Try as the poor girl might, Star couldn’t, under the circumstances, pull off the bored teen look. An embryo of a smile curved one side of her mouth. “So. Check this off the bucket list, huh?”
“No way!” Willow looked to her friends for nods of confirmation. “We have to do this every year until we’re old, old ladies.”
o—” Star clamped her hand over her mouth, but her eyes gleamed.
Willow curled a fist and popped it lightly on the girl’s nose. She would gladly be the brunt of a million jokes if it would keep a smile on Star’s face. “Take me home.”
The gleam ramped to a genuine glow. “I can drive?”
Hopping on one foot, Willow pulled off a wet sock and slipped her blanched foot into an Indian-print mukluk. “You have to. I’d get arrested on a DWH.”
“Driving while hypothermic.” She wiggled her eyebrows and blew a stream of condensed air at Star.
“You’re not changing clothes first?” This followed by a look informing Willow she was exponentially dumber than a toadstool.
“We’ll be home in fifteen minutes. I’d have to stand in line at the restroom longer than that. Get the boys and let’s boogie.”
“Ralphy! Del!” Star screamed then coughed with the rush of cold air into her lungs.
Willow covered her ears. “I could have hollered myself.”
Star shrugged and went off to find the boys who failed to respond to her yell.

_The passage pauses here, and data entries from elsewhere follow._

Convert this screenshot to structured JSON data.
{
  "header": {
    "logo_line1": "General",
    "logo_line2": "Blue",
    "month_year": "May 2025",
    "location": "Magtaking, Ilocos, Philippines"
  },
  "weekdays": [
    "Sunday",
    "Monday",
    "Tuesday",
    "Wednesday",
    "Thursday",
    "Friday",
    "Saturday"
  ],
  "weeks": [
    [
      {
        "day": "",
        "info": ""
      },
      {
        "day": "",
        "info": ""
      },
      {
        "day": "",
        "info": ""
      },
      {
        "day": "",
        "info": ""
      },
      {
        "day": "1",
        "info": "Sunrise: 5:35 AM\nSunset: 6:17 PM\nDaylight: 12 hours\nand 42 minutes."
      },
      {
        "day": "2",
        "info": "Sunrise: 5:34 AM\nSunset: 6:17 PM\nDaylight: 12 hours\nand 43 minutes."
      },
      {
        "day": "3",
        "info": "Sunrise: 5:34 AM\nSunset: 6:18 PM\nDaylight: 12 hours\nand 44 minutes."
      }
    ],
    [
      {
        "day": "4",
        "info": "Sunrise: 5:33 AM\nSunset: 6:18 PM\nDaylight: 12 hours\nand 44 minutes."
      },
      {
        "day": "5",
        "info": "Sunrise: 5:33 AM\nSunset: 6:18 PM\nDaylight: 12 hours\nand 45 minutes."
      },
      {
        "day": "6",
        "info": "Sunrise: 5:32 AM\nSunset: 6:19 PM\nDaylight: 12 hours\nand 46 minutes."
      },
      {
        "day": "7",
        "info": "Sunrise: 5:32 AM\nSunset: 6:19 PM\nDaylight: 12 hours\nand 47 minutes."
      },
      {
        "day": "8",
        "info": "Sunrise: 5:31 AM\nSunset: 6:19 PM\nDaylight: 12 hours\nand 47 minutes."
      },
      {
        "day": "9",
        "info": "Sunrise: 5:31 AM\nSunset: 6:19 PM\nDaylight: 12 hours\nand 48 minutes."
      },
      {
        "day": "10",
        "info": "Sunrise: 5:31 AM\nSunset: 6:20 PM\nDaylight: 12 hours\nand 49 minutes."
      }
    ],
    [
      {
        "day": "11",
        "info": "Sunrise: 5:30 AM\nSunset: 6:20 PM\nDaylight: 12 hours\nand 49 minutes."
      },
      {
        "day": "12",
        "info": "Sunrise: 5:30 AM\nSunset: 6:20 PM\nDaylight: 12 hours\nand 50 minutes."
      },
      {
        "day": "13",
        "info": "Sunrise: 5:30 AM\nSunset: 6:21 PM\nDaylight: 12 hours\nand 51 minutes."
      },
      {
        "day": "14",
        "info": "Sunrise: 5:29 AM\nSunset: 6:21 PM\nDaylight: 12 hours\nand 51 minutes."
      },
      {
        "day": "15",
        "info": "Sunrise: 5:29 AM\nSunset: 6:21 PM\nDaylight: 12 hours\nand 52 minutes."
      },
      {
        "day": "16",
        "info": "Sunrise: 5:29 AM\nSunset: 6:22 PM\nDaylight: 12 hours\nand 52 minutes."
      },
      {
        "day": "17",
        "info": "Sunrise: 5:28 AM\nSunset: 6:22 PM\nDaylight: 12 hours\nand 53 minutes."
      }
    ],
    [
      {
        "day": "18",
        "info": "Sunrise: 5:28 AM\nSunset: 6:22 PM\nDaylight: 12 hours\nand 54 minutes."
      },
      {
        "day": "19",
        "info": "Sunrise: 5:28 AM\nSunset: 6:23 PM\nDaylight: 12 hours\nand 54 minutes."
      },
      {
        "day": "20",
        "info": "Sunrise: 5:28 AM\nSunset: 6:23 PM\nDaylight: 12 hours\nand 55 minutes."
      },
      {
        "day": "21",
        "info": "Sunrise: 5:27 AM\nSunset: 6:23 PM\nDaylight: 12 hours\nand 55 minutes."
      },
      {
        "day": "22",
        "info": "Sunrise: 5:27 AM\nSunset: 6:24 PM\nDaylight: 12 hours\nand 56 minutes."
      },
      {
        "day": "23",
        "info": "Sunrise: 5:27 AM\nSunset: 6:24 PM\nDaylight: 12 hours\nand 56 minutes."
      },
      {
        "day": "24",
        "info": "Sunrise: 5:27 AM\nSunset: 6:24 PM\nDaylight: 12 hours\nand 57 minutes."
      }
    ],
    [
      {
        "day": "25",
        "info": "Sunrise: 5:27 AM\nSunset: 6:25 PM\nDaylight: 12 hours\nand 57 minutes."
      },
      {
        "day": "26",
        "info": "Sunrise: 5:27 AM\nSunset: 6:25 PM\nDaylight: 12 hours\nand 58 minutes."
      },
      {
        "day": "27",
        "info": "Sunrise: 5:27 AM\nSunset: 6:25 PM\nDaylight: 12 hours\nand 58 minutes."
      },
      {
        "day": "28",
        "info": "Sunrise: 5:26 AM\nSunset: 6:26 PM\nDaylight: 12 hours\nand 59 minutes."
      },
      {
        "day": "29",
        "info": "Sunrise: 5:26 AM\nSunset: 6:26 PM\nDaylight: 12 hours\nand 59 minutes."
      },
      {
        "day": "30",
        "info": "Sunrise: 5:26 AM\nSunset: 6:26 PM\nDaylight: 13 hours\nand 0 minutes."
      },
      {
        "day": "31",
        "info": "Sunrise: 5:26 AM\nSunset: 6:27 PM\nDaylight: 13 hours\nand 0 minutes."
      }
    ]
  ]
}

Willow made her rounds with hugs and shivered a prayer all the way to her van. “P–please let it start.”
In a parking lot of rust-free cars, the ancient maroon van stuck out as much as a short, pudgy woman running through the snow in a purple paisley robe. Willow smiled at her usually faithful four-wheeled soul mate that had once been her home.